__WORK TO COMPLETE__
Every entry that follows should be reproduced exactly.

__EXERCISE INPUT__
▼▼▼
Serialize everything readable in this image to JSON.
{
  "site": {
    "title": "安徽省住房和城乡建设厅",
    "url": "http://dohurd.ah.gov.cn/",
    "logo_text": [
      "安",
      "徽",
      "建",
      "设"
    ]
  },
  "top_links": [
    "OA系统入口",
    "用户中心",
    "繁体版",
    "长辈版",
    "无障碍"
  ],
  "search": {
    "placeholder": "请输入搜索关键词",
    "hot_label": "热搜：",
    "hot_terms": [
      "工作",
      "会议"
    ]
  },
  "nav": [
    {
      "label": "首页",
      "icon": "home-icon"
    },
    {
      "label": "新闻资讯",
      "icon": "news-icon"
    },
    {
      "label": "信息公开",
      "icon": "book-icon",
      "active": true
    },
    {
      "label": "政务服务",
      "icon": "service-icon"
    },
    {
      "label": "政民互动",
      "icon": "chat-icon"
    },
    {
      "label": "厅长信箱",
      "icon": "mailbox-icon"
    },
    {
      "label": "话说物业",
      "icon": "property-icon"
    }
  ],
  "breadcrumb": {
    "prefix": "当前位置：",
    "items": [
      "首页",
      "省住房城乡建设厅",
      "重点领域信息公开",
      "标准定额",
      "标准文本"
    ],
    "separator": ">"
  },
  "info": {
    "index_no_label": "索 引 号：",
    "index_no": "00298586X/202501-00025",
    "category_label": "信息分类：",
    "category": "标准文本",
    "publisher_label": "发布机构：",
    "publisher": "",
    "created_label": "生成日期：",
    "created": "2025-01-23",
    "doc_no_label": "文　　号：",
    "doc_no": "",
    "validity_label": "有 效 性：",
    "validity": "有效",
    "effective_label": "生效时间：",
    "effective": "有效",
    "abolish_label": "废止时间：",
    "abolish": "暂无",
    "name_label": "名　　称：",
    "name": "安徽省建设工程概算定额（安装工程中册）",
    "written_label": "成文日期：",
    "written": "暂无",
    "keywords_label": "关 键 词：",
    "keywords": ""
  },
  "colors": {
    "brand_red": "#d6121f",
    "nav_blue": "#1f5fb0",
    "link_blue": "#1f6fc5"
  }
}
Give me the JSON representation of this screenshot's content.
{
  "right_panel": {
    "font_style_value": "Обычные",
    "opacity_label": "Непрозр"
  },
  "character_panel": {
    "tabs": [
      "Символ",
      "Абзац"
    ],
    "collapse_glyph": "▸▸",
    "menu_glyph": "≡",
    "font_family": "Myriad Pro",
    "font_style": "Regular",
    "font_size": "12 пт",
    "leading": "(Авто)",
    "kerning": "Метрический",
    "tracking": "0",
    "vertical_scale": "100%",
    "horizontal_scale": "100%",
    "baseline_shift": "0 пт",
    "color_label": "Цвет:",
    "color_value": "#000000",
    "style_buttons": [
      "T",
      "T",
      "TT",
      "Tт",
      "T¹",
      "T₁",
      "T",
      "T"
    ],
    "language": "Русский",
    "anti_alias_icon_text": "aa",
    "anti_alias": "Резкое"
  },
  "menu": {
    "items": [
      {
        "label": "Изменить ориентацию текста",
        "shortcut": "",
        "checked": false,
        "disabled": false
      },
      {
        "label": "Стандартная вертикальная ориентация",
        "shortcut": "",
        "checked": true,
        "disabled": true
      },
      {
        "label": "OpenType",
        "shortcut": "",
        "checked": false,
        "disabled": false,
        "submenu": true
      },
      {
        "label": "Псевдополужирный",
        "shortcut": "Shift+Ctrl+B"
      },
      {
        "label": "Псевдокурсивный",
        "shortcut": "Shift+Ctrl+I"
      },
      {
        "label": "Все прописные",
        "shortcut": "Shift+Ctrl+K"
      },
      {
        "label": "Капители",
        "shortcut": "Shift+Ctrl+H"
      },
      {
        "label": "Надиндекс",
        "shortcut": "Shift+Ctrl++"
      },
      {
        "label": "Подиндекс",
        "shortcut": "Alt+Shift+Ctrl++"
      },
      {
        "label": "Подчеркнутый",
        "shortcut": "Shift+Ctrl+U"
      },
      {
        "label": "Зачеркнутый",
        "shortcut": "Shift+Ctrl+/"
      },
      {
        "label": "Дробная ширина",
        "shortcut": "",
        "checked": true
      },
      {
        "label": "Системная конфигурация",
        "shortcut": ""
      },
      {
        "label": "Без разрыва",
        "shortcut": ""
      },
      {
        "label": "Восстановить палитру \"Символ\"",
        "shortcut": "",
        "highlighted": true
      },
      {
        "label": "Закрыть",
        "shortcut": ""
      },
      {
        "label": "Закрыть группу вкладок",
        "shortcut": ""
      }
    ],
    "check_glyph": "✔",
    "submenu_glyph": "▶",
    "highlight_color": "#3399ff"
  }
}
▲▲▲
__SOLVED PROBLEM__
Serialize everything readable in this image to JSON.
{
  "site": {
    "title": "安徽省住房和城乡建设厅",
    "url": "http://dohurd.ah.gov.cn/",
    "logo_text": [
      "安",
      "徽",
      "建",
      "设"
    ]
  },
  "top_links": [
    "OA系统入口",
    "用户中心",
    "繁体版",
    "长辈版",
    "无障碍"
  ],
  "search": {
    "placeholder": "请输入搜索关键词",
    "hot_label": "热搜：",
    "hot_terms": [
      "工作",
      "会议"
    ]
  },
  "nav": [
    {
      "label": "首页",
      "icon": "home-icon"
    },
    {
      "label": "新闻资讯",
      "icon": "news-icon"
    },
    {
      "label": "信息公开",
      "icon": "book-icon",
      "active": true
    },
    {
      "label": "政务服务",
      "icon": "service-icon"
    },
    {
      "label": "政民互动",
      "icon": "chat-icon"
    },
    {
      "label": "厅长信箱",
      "icon": "mailbox-icon"
    },
    {
      "label": "话说物业",
      "icon": "property-icon"
    }
  ],
  "breadcrumb": {
    "prefix": "当前位置：",
    "items": [
      "首页",
      "省住房城乡建设厅",
      "重点领域信息公开",
      "标准定额",
      "标准文本"
    ],
    "separator": ">"
  },
  "info": {
    "index_no_label": "索 引 号：",
    "index_no": "00298586X/202501-00025",
    "category_label": "信息分类：",
    "category": "标准文本",
    "publisher_label": "发布机构：",
    "publisher": "",
    "created_label": "生成日期：",
    "created": "2025-01-23",
    "doc_no_label": "文　　号：",
    "doc_no": "",
    "validity_label": "有 效 性：",
    "validity": "有效",
    "effective_label": "生效时间：",
    "effective": "有效",
    "abolish_label": "废止时间：",
    "abolish": "暂无",
    "name_label": "名　　称：",
    "name": "安徽省建设工程概算定额（安装工程中册）",
    "written_label": "成文日期：",
    "written": "暂无",
    "keywords_label": "关 键 词：",
    "keywords": ""
  },
  "colors": {
    "brand_red": "#d6121f",
    "nav_blue": "#1f5fb0",
    "link_blue": "#1f6fc5"
  }
}
Give me the JSON representation of this screenshot's content.
{
  "right_panel": {
    "font_style_value": "Обычные",
    "opacity_label": "Непрозр"
  },
  "character_panel": {
    "tabs": [
      "Символ",
      "Абзац"
    ],
    "collapse_glyph": "▸▸",
    "menu_glyph": "≡",
    "font_family": "Myriad Pro",
    "font_style": "Regular",
    "font_size": "12 пт",
    "leading": "(Авто)",
    "kerning": "Метрический",
    "tracking": "0",
    "vertical_scale": "100%",
    "horizontal_scale": "100%",
    "baseline_shift": "0 пт",
    "color_label": "Цвет:",
    "color_value": "#000000",
    "style_buttons": [
      "T",
      "T",
      "TT",
      "Tт",
      "T¹",
      "T₁",
      "T",
      "T"
    ],
    "language": "Русский",
    "anti_alias_icon_text": "aa",
    "anti_alias": "Резкое"
  },
  "menu": {
    "items": [
      {
        "label": "Изменить ориентацию текста",
        "shortcut": "",
        "checked": false,
        "disabled": false
      },
      {
        "label": "Стандартная вертикальная ориентация",
        "shortcut": "",
        "checked": true,
        "disabled": true
      },
      {
        "label": "OpenType",
        "shortcut": "",
        "checked": false,
        "disabled": false,
        "submenu": true
      },
      {
        "label": "Псевдополужирный",
        "shortcut": "Shift+Ctrl+B"
      },
      {
        "label": "Псевдокурсивный",
        "shortcut": "Shift+Ctrl+I"
      },
      {
        "label": "Все прописные",
        "shortcut": "Shift+Ctrl+K"
      },
      {
        "label": "Капители",
        "shortcut": "Shift+Ctrl+H"
      },
      {
        "label": "Надиндекс",
        "shortcut": "Shift+Ctrl++"
      },
      {
        "label": "Подиндекс",
        "shortcut": "Alt+Shift+Ctrl++"
      },
      {
        "label": "Подчеркнутый",
        "shortcut": "Shift+Ctrl+U"
      },
      {
        "label": "Зачеркнутый",
        "shortcut": "Shift+Ctrl+/"
      },
      {
        "label": "Дробная ширина",
        "shortcut": "",
        "checked": true
      },
      {
        "label": "Системная конфигурация",
        "shortcut": ""
      },
      {
        "label": "Без разрыва",
        "shortcut": ""
      },
      {
        "label": "Восстановить палитру \"Символ\"",
        "shortcut": "",
        "highlighted": true
      },
      {
        "label": "Закрыть",
        "shortcut": ""
      },
      {
        "label": "Закрыть группу вкладок",
        "shortcut": ""
      }
    ],
    "check_glyph": "✔",
    "submenu_glyph": "▶",
    "highlight_color": "#3399ff"
  }
}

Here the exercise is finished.